**Task to carry out:** Pull every line with "icon" from the entries below.

[[ Supplied records open ]]

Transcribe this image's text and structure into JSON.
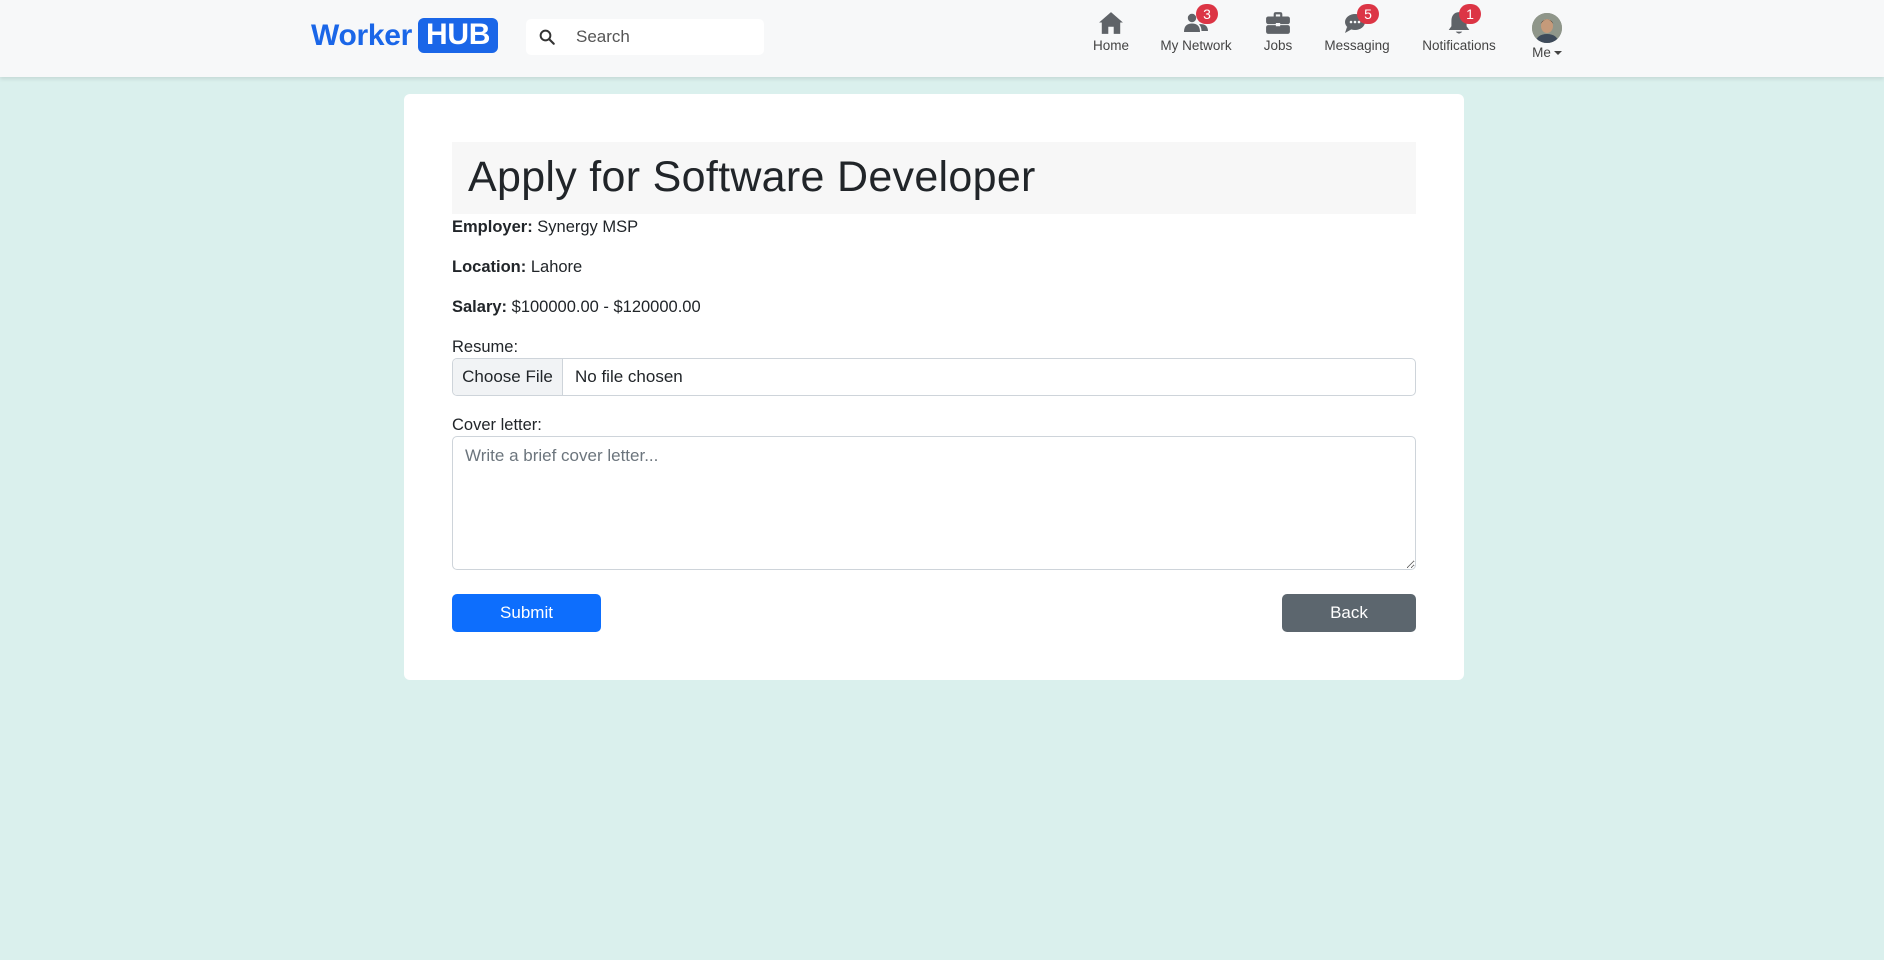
{
  "colors": {
    "background": "#daf0ed",
    "brand": "#1a66e8",
    "badge": "#dc3545",
    "submit": "#0d6efd",
    "back": "#5c666e"
  },
  "navbar": {
    "brand": {
      "word": "Worker",
      "badge": "HUB"
    },
    "search": {
      "placeholder": "Search",
      "icon": "search-icon"
    },
    "items": [
      {
        "label": "Home",
        "icon": "home-icon",
        "badge": ""
      },
      {
        "label": "My Network",
        "icon": "network-icon",
        "badge": "3"
      },
      {
        "label": "Jobs",
        "icon": "briefcase-icon",
        "badge": ""
      },
      {
        "label": "Messaging",
        "icon": "messaging-icon",
        "badge": "5"
      },
      {
        "label": "Notifications",
        "icon": "bell-icon",
        "badge": "1"
      }
    ],
    "me": {
      "label": "Me",
      "icon": "avatar"
    }
  },
  "form": {
    "title": "Apply for Software Developer",
    "employer": {
      "label": "Employer:",
      "value": "Synergy MSP"
    },
    "location": {
      "label": "Location:",
      "value": "Lahore"
    },
    "salary": {
      "label": "Salary:",
      "value": "$100000.00 - $120000.00"
    },
    "resume": {
      "label": "Resume:",
      "button": "Choose File",
      "status": "No file chosen"
    },
    "cover_letter": {
      "label": "Cover letter:",
      "placeholder": "Write a brief cover letter...",
      "value": ""
    },
    "submit_label": "Submit",
    "back_label": "Back"
  }
}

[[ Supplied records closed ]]

**Result of the exercise:**
      "icon": "search-icon"
        "icon": "home-icon",
        "icon": "network-icon",
        "icon": "briefcase-icon",
        "icon": "messaging-icon",
        "icon": "bell-icon",
      "icon": "avatar"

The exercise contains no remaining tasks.